DATA TO EXAMINE Block Start

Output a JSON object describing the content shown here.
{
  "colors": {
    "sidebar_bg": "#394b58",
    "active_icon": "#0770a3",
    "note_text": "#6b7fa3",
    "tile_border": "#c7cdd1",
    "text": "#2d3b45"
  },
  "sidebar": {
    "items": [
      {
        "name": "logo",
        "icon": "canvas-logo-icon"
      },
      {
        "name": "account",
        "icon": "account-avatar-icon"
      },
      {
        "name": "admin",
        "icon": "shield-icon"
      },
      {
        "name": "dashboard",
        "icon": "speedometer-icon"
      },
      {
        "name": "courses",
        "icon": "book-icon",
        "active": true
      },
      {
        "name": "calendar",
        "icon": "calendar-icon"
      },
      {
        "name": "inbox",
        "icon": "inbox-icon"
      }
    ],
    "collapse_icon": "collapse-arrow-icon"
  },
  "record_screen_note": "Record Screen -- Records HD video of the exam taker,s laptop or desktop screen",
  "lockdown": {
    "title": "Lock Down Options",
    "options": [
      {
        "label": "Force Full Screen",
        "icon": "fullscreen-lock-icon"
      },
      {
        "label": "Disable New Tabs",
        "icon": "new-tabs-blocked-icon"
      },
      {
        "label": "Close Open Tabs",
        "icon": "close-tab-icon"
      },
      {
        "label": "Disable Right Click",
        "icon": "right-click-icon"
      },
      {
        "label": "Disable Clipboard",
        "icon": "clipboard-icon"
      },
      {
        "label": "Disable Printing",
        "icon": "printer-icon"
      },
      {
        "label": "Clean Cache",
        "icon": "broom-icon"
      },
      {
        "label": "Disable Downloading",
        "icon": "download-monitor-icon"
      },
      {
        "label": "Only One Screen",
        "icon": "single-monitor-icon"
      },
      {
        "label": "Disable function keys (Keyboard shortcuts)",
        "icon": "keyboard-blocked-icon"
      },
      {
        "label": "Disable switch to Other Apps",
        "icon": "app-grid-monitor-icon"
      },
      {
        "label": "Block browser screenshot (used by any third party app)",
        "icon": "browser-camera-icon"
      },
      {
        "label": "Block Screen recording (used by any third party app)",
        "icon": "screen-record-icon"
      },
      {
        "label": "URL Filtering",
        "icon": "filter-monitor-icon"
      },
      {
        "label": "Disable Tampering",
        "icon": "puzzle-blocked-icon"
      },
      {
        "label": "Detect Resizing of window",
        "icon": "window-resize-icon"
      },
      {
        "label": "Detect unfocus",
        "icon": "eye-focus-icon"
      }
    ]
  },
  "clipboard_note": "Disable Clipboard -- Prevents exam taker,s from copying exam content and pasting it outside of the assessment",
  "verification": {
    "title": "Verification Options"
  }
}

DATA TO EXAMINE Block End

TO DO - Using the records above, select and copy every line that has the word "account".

WRITTEN REPLY -
        "name": "account",
        "icon": "account-avatar-icon"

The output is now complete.